_Try it:_
Copy, from the entries below, each line where the word "Face" can be found.
BEGIN Extracted entries
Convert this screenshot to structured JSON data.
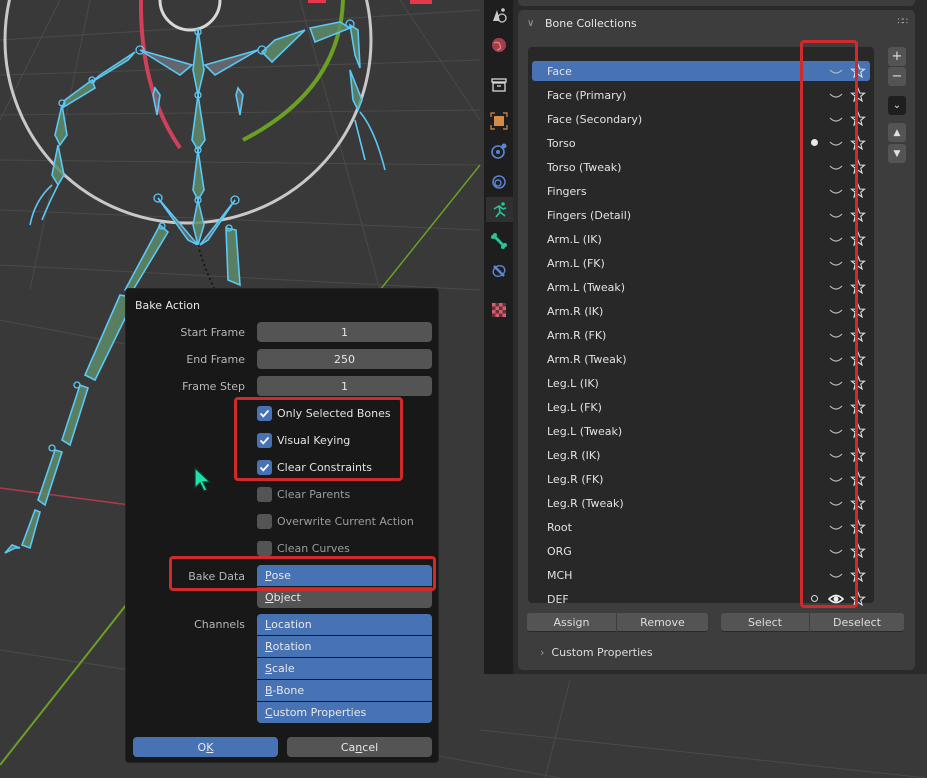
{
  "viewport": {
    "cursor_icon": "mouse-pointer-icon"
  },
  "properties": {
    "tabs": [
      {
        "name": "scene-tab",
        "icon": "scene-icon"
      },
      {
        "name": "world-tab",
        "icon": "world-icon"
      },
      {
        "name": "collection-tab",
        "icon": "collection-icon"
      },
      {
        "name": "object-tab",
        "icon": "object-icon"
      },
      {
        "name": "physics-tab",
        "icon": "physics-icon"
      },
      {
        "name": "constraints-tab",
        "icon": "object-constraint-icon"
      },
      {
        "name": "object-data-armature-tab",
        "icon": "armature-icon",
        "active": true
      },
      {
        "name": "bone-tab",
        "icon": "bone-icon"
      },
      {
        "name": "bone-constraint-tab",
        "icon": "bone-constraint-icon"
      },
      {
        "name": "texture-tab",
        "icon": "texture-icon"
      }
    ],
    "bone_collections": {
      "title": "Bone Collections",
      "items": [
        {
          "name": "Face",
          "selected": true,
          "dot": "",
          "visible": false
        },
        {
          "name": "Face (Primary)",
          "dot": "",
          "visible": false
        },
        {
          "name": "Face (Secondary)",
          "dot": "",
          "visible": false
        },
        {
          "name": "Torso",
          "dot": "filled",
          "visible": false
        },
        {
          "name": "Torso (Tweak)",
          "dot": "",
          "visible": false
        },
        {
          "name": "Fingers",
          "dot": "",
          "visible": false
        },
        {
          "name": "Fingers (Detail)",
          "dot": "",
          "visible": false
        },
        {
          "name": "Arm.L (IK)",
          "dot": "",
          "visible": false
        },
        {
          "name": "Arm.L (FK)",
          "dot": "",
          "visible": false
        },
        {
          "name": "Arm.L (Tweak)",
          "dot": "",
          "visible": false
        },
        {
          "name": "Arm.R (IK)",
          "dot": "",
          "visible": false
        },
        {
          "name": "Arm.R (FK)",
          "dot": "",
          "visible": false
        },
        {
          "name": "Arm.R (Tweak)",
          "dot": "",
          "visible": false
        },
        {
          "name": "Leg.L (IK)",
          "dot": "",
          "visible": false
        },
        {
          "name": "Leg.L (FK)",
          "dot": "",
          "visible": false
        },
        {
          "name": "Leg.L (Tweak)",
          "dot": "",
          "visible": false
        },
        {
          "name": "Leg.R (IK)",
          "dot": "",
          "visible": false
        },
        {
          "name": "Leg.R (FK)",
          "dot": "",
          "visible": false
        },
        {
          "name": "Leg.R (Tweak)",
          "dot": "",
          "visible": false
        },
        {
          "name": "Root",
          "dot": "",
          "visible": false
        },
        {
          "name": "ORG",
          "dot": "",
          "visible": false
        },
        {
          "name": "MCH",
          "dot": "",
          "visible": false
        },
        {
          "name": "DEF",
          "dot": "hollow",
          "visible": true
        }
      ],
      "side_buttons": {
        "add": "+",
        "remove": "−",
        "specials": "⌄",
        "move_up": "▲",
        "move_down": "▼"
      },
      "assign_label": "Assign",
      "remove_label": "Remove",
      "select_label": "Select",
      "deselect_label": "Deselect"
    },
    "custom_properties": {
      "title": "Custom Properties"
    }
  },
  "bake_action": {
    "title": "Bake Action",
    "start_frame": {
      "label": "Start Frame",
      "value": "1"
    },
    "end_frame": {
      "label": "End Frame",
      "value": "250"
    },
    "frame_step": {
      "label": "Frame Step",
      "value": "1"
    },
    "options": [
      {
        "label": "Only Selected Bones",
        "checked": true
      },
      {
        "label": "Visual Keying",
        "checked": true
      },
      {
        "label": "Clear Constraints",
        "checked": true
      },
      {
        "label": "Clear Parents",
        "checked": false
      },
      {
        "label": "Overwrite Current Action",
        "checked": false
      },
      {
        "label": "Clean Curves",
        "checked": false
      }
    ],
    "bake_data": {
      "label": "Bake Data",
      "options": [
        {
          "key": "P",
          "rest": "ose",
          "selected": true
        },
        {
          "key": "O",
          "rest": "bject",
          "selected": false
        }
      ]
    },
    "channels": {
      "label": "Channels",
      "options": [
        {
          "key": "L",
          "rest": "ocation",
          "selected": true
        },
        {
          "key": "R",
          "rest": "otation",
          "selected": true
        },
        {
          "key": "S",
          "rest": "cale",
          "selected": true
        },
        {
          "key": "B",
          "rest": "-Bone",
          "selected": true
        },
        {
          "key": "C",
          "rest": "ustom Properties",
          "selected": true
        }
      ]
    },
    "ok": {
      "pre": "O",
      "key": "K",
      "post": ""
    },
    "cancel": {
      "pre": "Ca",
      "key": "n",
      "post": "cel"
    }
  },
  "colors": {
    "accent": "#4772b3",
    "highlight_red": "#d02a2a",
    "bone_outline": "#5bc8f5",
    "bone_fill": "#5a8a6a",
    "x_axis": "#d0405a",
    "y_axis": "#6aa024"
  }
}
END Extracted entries
_Task result:_
          "name": "Face",
          "name": "Face (Primary)",
          "name": "Face (Secondary)",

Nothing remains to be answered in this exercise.